I would be remiss if I did not recognize certain individuals at these organizations with whom I had the opportunity to work. They include: at APS – Alan Kraut and Andrew Kessler; at APA – Richard McCarty (now at Vanderbilt), Philip Zimbardo, Kurt Salzinger, Norman Anderson, Geoffrey Mumford, Merry Bullock, Heather Kelly, and Susan Brandon (now at the Office of Science and Technology Policy); at COSSA – Howard Silver and Angela Sharpe; and at FBPCS, Barbara Wanchisen and Jill Egeth. I apologize to the many others whom I have not mentioned.
It is also very important for individual scientists to play as active a role as possible. If individuals and groups in our community hope to receive federal funding they need to communicate as clearly and as simply as possible the nature of their work and the importance of this work to the nation. In the case of basic research this is particularly important, because the long-term benefits are not always immediately apparent. There is fierce competition across all federal agencies for funds, with many crucial, competing priorities. In addition, there is equally fierce competition across the various sciences for the scarce resources that are available. There is an important need for psychologists to eloquently articulate a vision for the importance of their work. If you don’t do it, your colleagues in the other sciences will and will more likely reap the benefits in terms of increased funding for their work, even though if it holds no greater importance.
In addition to learning a lot about science, politics, policy, and government, I came away feeling that most important were the people I met. Often the supposed “bureaucrats” in Washington are actually charming, brilliant people who work long hours with incredible dedication because they care about what they are doing and hope they can make a change. In particular, the program officers and AAAS fellows at the NSF are the individuals who have the vision and experience needed to make things happen. I would like to single out and thank some of these individuals, both past and present, which whom I had the great opportunity to work. I hope in some small way I made their jobs easier. They include: Joe Young, Steven Breckler, Rodney Cocking, Peg Barratt, Lawrence Parsons, Guy Van Orden, Lynne Bernstein, Amber Story, Paul Chapin, Cathy Ball, Cecile McKee, Joan Maling, Mark Weiss, John Yellen, Stuart Plattner, Tom Baerwald, Richard Aspinall, Gregory Chu, Regina Vidaver, and Deborah Olster.
I encourage all who have not already done so to consider finding the time in your busy careers to serve your discipline and nation by meeting with policy makers – particularly at a local level – to discuss the importance of your work.
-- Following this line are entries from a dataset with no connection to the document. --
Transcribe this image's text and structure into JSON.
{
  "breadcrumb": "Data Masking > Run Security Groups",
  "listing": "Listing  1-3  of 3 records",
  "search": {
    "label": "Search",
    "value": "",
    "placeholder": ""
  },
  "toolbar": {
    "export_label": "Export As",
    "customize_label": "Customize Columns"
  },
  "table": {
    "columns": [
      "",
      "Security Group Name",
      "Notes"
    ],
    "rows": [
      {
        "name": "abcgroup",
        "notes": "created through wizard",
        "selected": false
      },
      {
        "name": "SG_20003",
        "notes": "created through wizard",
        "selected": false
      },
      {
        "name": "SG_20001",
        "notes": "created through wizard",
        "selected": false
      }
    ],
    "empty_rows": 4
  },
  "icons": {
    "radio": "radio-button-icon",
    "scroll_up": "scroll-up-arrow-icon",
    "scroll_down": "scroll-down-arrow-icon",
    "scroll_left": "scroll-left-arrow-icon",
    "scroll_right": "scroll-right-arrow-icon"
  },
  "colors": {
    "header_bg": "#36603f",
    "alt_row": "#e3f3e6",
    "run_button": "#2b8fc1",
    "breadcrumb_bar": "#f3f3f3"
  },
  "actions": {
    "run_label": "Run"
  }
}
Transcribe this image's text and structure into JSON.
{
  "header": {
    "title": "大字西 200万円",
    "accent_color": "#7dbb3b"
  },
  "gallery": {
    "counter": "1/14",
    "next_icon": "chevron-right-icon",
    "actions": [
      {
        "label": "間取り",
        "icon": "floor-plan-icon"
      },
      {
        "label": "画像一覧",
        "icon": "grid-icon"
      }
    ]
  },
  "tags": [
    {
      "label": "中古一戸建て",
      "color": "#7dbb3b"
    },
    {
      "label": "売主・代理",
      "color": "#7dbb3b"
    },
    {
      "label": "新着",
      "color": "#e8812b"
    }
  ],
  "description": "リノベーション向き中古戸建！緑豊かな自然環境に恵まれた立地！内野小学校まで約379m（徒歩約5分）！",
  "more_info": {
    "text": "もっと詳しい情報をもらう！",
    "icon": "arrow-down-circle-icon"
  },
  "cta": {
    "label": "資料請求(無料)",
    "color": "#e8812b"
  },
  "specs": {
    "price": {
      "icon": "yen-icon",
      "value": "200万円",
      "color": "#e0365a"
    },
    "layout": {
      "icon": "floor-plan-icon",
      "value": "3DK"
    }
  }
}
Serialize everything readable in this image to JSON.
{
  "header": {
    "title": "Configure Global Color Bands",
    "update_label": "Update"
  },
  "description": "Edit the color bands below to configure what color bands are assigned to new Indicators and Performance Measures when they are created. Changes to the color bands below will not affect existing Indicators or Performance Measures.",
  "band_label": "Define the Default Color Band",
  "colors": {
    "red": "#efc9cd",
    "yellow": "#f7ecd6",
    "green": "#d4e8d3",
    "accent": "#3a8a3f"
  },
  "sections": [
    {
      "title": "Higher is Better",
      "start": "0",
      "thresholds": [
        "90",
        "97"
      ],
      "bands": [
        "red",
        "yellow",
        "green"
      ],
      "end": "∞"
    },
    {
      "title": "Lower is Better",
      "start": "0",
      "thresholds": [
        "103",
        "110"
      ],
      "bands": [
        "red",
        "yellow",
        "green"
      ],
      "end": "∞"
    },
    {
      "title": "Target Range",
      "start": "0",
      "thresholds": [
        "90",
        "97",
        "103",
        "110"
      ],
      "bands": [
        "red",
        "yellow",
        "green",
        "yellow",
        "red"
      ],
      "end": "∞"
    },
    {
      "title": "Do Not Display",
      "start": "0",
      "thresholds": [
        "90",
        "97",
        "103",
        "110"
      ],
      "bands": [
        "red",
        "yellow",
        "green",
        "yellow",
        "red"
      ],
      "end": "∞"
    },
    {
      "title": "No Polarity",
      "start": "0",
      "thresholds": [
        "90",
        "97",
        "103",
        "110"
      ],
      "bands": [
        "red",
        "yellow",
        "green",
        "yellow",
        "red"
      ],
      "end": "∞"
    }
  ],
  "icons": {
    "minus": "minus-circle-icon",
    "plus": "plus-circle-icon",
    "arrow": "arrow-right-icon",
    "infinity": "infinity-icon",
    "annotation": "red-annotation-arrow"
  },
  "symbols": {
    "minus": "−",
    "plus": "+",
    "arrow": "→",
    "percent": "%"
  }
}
Perhaps you might even consider coming to Washington to work at an agency such as NSF, NIH, the Department of Education, OSTP, etc., or at one of the professional societies, as an AAAS fellow, or in some other capacity. Serving in this way sensitizes you to policy issues and enhances your research and educational roles by broadening your perspective regarding the wide variety of activities that comprise our discipline. You will make new friends, you will learn many things, and you will see the world in new ways. You will come away a better, if not slightly more exhausted person. Now is the perfect time for you to assist in communicating the importance of the behavioral and cognitive sciences to the other sciences and to our nation’s well-being.